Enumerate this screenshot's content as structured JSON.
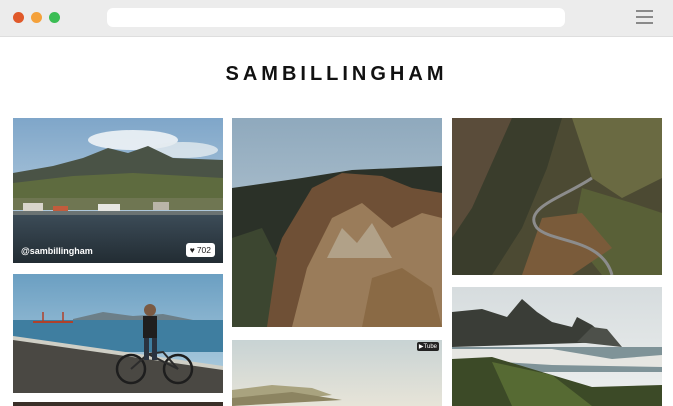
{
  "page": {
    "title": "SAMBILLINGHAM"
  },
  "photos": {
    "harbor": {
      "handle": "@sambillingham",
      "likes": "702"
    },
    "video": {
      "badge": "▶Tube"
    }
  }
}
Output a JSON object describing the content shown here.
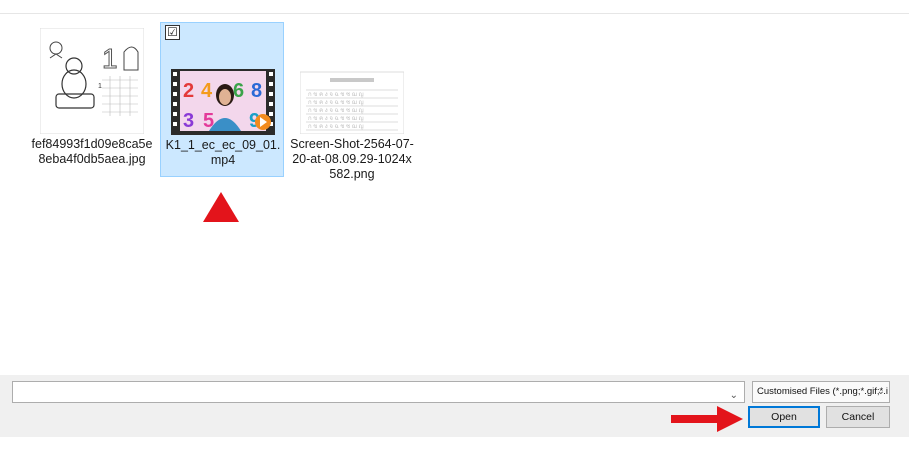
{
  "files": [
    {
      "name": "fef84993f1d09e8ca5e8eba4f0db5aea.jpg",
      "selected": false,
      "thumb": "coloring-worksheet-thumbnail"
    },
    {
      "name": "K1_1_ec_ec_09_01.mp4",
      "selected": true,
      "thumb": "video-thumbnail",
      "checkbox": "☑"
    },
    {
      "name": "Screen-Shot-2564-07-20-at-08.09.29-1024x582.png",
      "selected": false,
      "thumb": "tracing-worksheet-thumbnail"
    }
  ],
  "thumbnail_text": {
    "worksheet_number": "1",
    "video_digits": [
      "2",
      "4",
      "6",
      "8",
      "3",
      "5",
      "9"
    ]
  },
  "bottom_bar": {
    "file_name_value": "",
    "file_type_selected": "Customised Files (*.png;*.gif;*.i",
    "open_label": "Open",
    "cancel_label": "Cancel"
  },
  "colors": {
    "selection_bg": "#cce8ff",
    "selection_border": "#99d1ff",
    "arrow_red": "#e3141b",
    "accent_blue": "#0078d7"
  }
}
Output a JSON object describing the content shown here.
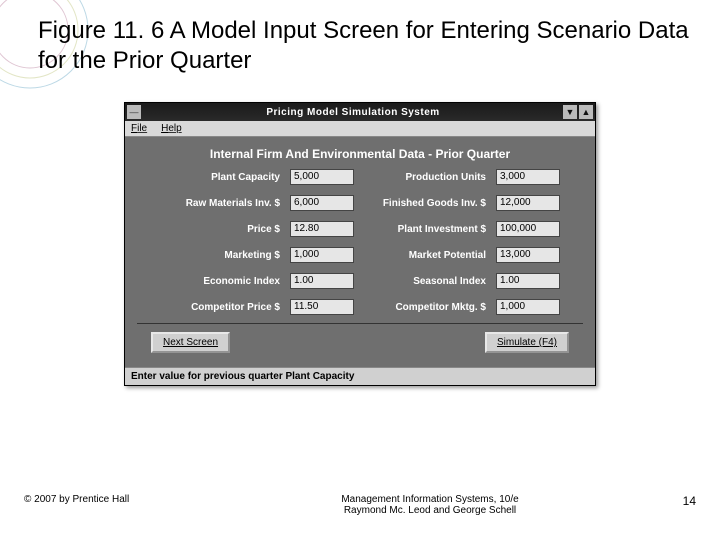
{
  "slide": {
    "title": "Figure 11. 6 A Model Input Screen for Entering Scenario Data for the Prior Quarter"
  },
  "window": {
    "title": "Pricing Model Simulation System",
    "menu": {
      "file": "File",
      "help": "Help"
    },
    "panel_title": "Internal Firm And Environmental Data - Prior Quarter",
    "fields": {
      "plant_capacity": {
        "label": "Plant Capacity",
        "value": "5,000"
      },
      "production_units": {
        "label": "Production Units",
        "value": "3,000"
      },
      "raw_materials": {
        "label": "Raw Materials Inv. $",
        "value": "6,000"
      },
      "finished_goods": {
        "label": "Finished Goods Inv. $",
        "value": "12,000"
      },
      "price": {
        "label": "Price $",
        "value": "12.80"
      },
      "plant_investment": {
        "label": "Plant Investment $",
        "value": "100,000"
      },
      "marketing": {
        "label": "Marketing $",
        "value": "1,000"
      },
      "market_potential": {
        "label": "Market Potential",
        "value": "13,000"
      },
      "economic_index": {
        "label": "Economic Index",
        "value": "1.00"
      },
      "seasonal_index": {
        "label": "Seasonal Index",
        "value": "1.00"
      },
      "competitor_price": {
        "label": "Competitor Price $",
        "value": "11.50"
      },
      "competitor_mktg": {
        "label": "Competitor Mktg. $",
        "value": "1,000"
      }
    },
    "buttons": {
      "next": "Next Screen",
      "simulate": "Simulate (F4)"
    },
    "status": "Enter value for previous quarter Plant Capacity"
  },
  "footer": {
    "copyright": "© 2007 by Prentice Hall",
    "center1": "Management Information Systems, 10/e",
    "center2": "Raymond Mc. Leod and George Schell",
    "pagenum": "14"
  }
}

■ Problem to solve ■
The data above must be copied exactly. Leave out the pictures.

■ Result ■
Enumerate this screenshot's content as structured JSON.
{
  "page": {
    "title": "SAMBILLINGHAM"
  },
  "photos": {
    "harbor": {
      "handle": "@sambillingham",
      "likes": "702"
    },
    "video": {
      "badge": "▶Tube"
    }
  }
}
Output a JSON object describing the content shown here.
{
  "files": [
    {
      "name": "fef84993f1d09e8ca5e8eba4f0db5aea.jpg",
      "selected": false,
      "thumb": "coloring-worksheet-thumbnail"
    },
    {
      "name": "K1_1_ec_ec_09_01.mp4",
      "selected": true,
      "thumb": "video-thumbnail",
      "checkbox": "☑"
    },
    {
      "name": "Screen-Shot-2564-07-20-at-08.09.29-1024x582.png",
      "selected": false,
      "thumb": "tracing-worksheet-thumbnail"
    }
  ],
  "thumbnail_text": {
    "worksheet_number": "1",
    "video_digits": [
      "2",
      "4",
      "6",
      "8",
      "3",
      "5",
      "9"
    ]
  },
  "bottom_bar": {
    "file_name_value": "",
    "file_type_selected": "Customised Files (*.png;*.gif;*.i",
    "open_label": "Open",
    "cancel_label": "Cancel"
  },
  "colors": {
    "selection_bg": "#cce8ff",
    "selection_border": "#99d1ff",
    "arrow_red": "#e3141b",
    "accent_blue": "#0078d7"
  }
}
Output a JSON object describing the content shown here.
{
  "slide": {
    "title": "Figure 11. 6 A Model Input Screen for Entering Scenario Data for the Prior Quarter"
  },
  "window": {
    "title": "Pricing Model Simulation System",
    "menu": {
      "file": "File",
      "help": "Help"
    },
    "panel_title": "Internal Firm And Environmental Data - Prior Quarter",
    "fields": {
      "plant_capacity": {
        "label": "Plant Capacity",
        "value": "5,000"
      },
      "production_units": {
        "label": "Production Units",
        "value": "3,000"
      },
      "raw_materials": {
        "label": "Raw Materials Inv. $",
        "value": "6,000"
      },
      "finished_goods": {
        "label": "Finished Goods Inv. $",
        "value": "12,000"
      },
      "price": {
        "label": "Price $",
        "value": "12.80"
      },
      "plant_investment": {
        "label": "Plant Investment $",
        "value": "100,000"
      },
      "marketing": {
        "label": "Marketing $",
        "value": "1,000"
      },
      "market_potential": {
        "label": "Market Potential",
        "value": "13,000"
      },
      "economic_index": {
        "label": "Economic Index",
        "value": "1.00"
      },
      "seasonal_index": {
        "label": "Seasonal Index",
        "value": "1.00"
      },
      "competitor_price": {
        "label": "Competitor Price $",
        "value": "11.50"
      },
      "competitor_mktg": {
        "label": "Competitor Mktg. $",
        "value": "1,000"
      }
    },
    "buttons": {
      "next": "Next Screen",
      "simulate": "Simulate (F4)"
    },
    "status": "Enter value for previous quarter Plant Capacity"
  },
  "footer": {
    "copyright": "© 2007 by Prentice Hall",
    "center1": "Management Information Systems, 10/e",
    "center2": "Raymond Mc. Leod and George Schell",
    "pagenum": "14"
  }
}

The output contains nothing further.